Since then, Volkl have also cut down on unnecessary packaging and have reduced the number of clothes hangers they use by 80,000 and have cut down on cardboard packaging by 30%. Their most recent success was being the first ski manufacturer to gain an ISO 50001 certification for the energy management system in their Austrian factory, which runs off a closed circuit water recycling system. In turn, this qualification meant that they were awarded and Ecoride Silver Award for their conservation efforts.

Read all about it HERE.

Niche make use of a whole host of manufacturing techniques, innovative materials and production methods to make sure each of their boards is kind to the environment in some way or another.

All their boards (like Jones) are made at the GST factory in Austria, and to save the workers from inhaling nasty chemicals, Niche uses the eco-friendly OneBall Jay wax for its factory waxes, and digitally prints all their topsheets instead of using chemically-heavy screen printing. On some of their boards, a clean wood veneer replaces toxic lacquer and all of their boards are made with recycled steel edges, responsibly sourced Poplar wood, and recycled ABS sidewalls.

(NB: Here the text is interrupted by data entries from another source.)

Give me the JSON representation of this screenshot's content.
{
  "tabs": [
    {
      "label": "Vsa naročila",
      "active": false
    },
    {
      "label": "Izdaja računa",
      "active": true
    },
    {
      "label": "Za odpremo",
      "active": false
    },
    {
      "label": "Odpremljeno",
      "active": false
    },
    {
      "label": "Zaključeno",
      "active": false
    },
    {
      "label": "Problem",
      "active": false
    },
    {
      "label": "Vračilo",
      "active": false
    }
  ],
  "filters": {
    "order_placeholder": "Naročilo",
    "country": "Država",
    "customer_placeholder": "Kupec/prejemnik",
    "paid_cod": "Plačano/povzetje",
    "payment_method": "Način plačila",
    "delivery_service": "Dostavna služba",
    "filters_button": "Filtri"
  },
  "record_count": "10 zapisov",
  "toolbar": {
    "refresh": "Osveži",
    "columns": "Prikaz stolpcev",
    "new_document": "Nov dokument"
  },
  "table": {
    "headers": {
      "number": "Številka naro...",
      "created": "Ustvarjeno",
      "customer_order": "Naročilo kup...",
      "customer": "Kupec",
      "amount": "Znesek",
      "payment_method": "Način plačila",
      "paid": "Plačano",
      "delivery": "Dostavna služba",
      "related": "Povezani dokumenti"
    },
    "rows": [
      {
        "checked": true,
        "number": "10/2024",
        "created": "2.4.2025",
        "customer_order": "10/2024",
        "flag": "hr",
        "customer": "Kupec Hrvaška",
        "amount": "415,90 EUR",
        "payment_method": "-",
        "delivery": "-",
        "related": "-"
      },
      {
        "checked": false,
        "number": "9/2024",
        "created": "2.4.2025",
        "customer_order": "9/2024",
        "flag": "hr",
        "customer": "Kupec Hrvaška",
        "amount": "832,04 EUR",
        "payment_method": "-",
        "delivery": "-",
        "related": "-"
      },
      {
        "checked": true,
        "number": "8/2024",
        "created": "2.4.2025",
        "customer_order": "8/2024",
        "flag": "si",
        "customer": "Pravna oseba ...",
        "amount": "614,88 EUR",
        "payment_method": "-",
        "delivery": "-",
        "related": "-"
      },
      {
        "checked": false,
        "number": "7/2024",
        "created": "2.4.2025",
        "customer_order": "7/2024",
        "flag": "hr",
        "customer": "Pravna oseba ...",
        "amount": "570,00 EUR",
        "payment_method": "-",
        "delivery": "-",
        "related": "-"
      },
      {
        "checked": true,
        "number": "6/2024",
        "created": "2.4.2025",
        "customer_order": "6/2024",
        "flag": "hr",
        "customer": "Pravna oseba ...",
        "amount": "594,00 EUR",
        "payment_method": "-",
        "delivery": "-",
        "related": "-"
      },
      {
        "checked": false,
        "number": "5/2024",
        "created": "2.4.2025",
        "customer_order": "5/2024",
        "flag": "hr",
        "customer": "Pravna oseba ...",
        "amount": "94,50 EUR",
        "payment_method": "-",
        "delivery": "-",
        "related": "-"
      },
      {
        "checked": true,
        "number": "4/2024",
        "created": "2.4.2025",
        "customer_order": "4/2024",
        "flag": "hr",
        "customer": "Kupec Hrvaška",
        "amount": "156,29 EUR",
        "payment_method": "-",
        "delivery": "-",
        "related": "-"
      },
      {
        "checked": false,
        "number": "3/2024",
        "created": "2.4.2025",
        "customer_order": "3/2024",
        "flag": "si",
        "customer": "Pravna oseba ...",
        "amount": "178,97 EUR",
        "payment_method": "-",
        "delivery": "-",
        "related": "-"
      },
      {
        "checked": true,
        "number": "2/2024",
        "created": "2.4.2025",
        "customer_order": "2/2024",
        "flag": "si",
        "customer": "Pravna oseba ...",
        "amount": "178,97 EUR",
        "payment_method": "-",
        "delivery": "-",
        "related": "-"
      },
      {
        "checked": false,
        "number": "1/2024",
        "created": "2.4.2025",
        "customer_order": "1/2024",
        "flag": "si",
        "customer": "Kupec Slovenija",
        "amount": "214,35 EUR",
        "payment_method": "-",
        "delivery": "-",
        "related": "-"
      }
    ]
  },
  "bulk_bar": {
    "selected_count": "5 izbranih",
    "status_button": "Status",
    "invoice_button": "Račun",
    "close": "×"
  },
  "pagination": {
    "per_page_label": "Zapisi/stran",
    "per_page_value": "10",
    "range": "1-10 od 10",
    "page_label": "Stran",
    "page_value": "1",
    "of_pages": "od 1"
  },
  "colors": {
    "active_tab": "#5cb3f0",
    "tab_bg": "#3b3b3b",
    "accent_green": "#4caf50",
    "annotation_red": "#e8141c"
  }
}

Innovative materials-wise, Niche make use of hemp instead of carbon fibre, eco friendly resin made from leftover paper pulp, basalt fibre (like, from volcanoes!) instead of fibreglass and bamboo is used as an alternative sidewall material.

Read more about Niche and how they make their boards HERE.